# What to work on
Your answer should be every line of the entries that has the string "register" in it.

# Provided data
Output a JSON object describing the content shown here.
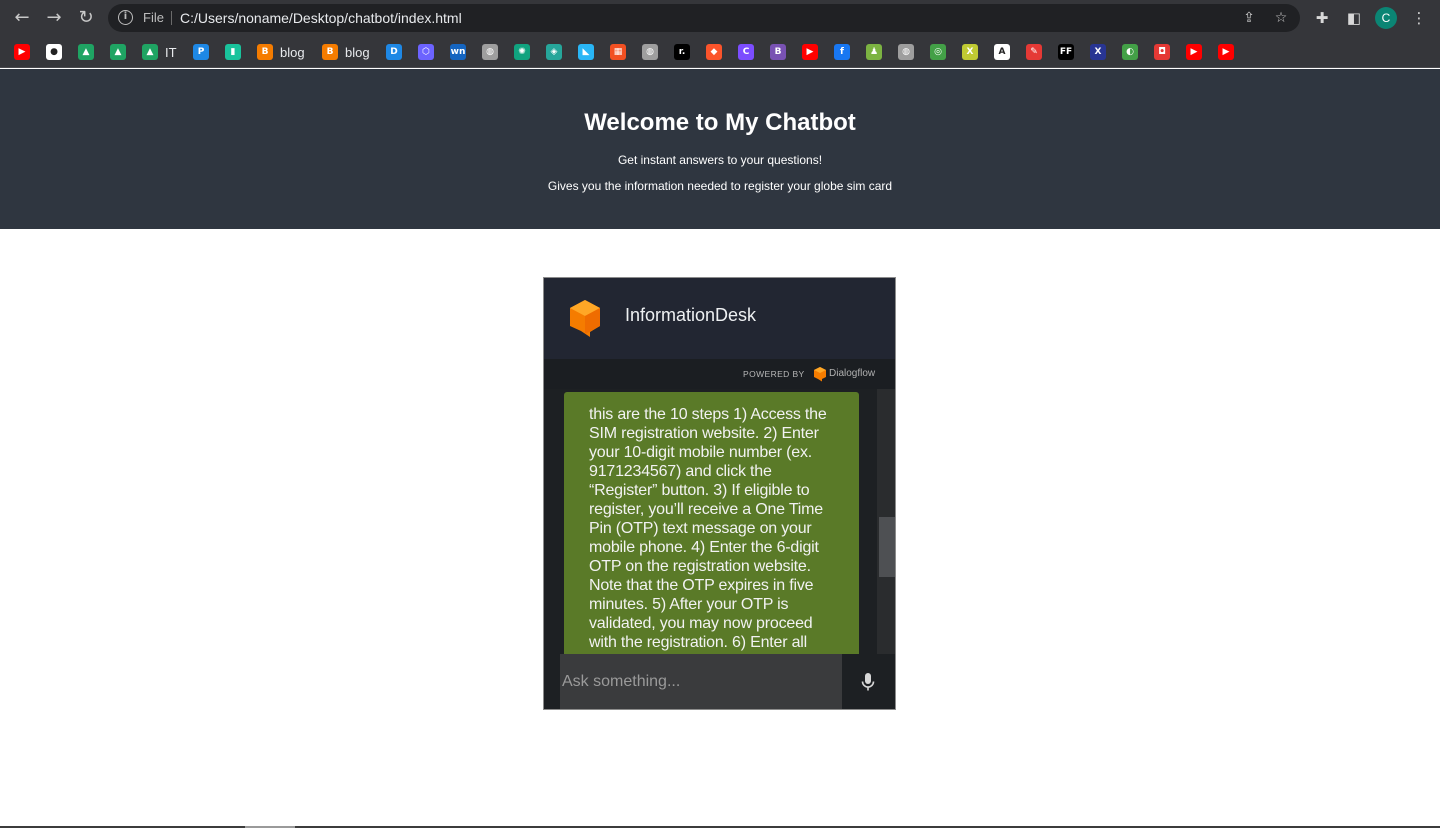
{
  "browser": {
    "file_label": "File",
    "url": "C:/Users/noname/Desktop/chatbot/index.html",
    "profile_initial": "C"
  },
  "bookmarks": [
    {
      "icon": "youtube-icon",
      "color": "#ff0000",
      "glyph": "▶",
      "label": ""
    },
    {
      "icon": "github-icon",
      "color": "#ffffff",
      "glyph": "●",
      "label": ""
    },
    {
      "icon": "google-drive-icon",
      "color": "#1fa463",
      "glyph": "▲",
      "label": ""
    },
    {
      "icon": "google-drive-icon",
      "color": "#1fa463",
      "glyph": "▲",
      "label": ""
    },
    {
      "icon": "google-drive-icon",
      "color": "#1fa463",
      "glyph": "▲",
      "label": "IT"
    },
    {
      "icon": "paypal-icon",
      "color": "#1e88e5",
      "glyph": "P",
      "label": ""
    },
    {
      "icon": "app-icon",
      "color": "#19c39c",
      "glyph": "▮",
      "label": ""
    },
    {
      "icon": "blogger-icon",
      "color": "#f57c00",
      "glyph": "B",
      "label": "blog"
    },
    {
      "icon": "blogger-icon",
      "color": "#f57c00",
      "glyph": "B",
      "label": "blog"
    },
    {
      "icon": "d-icon",
      "color": "#1e88e5",
      "glyph": "D",
      "label": ""
    },
    {
      "icon": "hex-icon",
      "color": "#6c63ff",
      "glyph": "⬡",
      "label": ""
    },
    {
      "icon": "wn-icon",
      "color": "#1565c0",
      "glyph": "wn",
      "label": ""
    },
    {
      "icon": "globe-icon",
      "color": "#9e9e9e",
      "glyph": "◍",
      "label": ""
    },
    {
      "icon": "chatgpt-icon",
      "color": "#10a37f",
      "glyph": "✺",
      "label": ""
    },
    {
      "icon": "cube-icon",
      "color": "#26a69a",
      "glyph": "◈",
      "label": ""
    },
    {
      "icon": "vite-icon",
      "color": "#29b6f6",
      "glyph": "◣",
      "label": ""
    },
    {
      "icon": "microsoft-icon",
      "color": "#f25022",
      "glyph": "▦",
      "label": ""
    },
    {
      "icon": "globe-icon",
      "color": "#9e9e9e",
      "glyph": "◍",
      "label": ""
    },
    {
      "icon": "r-icon",
      "color": "#000000",
      "glyph": "r.",
      "label": ""
    },
    {
      "icon": "brave-icon",
      "color": "#fb542b",
      "glyph": "◆",
      "label": ""
    },
    {
      "icon": "c-icon",
      "color": "#7c4dff",
      "glyph": "C",
      "label": ""
    },
    {
      "icon": "bootstrap-icon",
      "color": "#7952b3",
      "glyph": "B",
      "label": ""
    },
    {
      "icon": "youtube-icon",
      "color": "#ff0000",
      "glyph": "▶",
      "label": ""
    },
    {
      "icon": "facebook-icon",
      "color": "#1877f2",
      "glyph": "f",
      "label": ""
    },
    {
      "icon": "chess-icon",
      "color": "#7cb342",
      "glyph": "♟",
      "label": ""
    },
    {
      "icon": "globe-icon",
      "color": "#9e9e9e",
      "glyph": "◍",
      "label": ""
    },
    {
      "icon": "green-square-icon",
      "color": "#43a047",
      "glyph": "◎",
      "label": ""
    },
    {
      "icon": "x-icon",
      "color": "#c0ca33",
      "glyph": "X",
      "label": ""
    },
    {
      "icon": "a-icon",
      "color": "#ffffff",
      "glyph": "A",
      "label": ""
    },
    {
      "icon": "tool-icon",
      "color": "#e53935",
      "glyph": "✎",
      "label": ""
    },
    {
      "icon": "ff-icon",
      "color": "#000000",
      "glyph": "FF",
      "label": ""
    },
    {
      "icon": "xml-icon",
      "color": "#283593",
      "glyph": "X",
      "label": ""
    },
    {
      "icon": "frog-icon",
      "color": "#43a047",
      "glyph": "◐",
      "label": ""
    },
    {
      "icon": "lock-icon",
      "color": "#e53935",
      "glyph": "◘",
      "label": ""
    },
    {
      "icon": "youtube-icon",
      "color": "#ff0000",
      "glyph": "▶",
      "label": ""
    },
    {
      "icon": "youtube-icon",
      "color": "#ff0000",
      "glyph": "▶",
      "label": ""
    }
  ],
  "hero": {
    "title": "Welcome to My Chatbot",
    "subtitle": "Get instant answers to your questions!",
    "description": "Gives you the information needed to register your globe sim card"
  },
  "chat": {
    "title": "InformationDesk",
    "powered_by": "POWERED BY",
    "powered_name": "Dialogflow",
    "message": "this are the 10 steps 1) Access the SIM registration website. 2) Enter your 10-digit mobile number (ex. 9171234567) and click the “Register” button. 3) If eligible to register, you’ll receive a One Time Pin (OTP) text message on your mobile phone. 4) Enter the 6-digit OTP on the registration website. Note that the OTP expires in five minutes. 5) After your OTP is validated, you may now proceed with the registration. 6) Enter all",
    "input_placeholder": "Ask something...",
    "bubble_color": "#5a7a28",
    "accent_color": "#f57c00"
  }
}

# Result of the task
    "description": "Gives you the information needed to register your globe sim card"
    "message": "this are the 10 steps 1) Access the SIM registration website. 2) Enter your 10-digit mobile number (ex. 9171234567) and click the “Register” button. 3) If eligible to register, you’ll receive a One Time Pin (OTP) text message on your mobile phone. 4) Enter the 6-digit OTP on the registration website. Note that the OTP expires in five minutes. 5) After your OTP is validated, you may now proceed with the registration. 6) Enter all",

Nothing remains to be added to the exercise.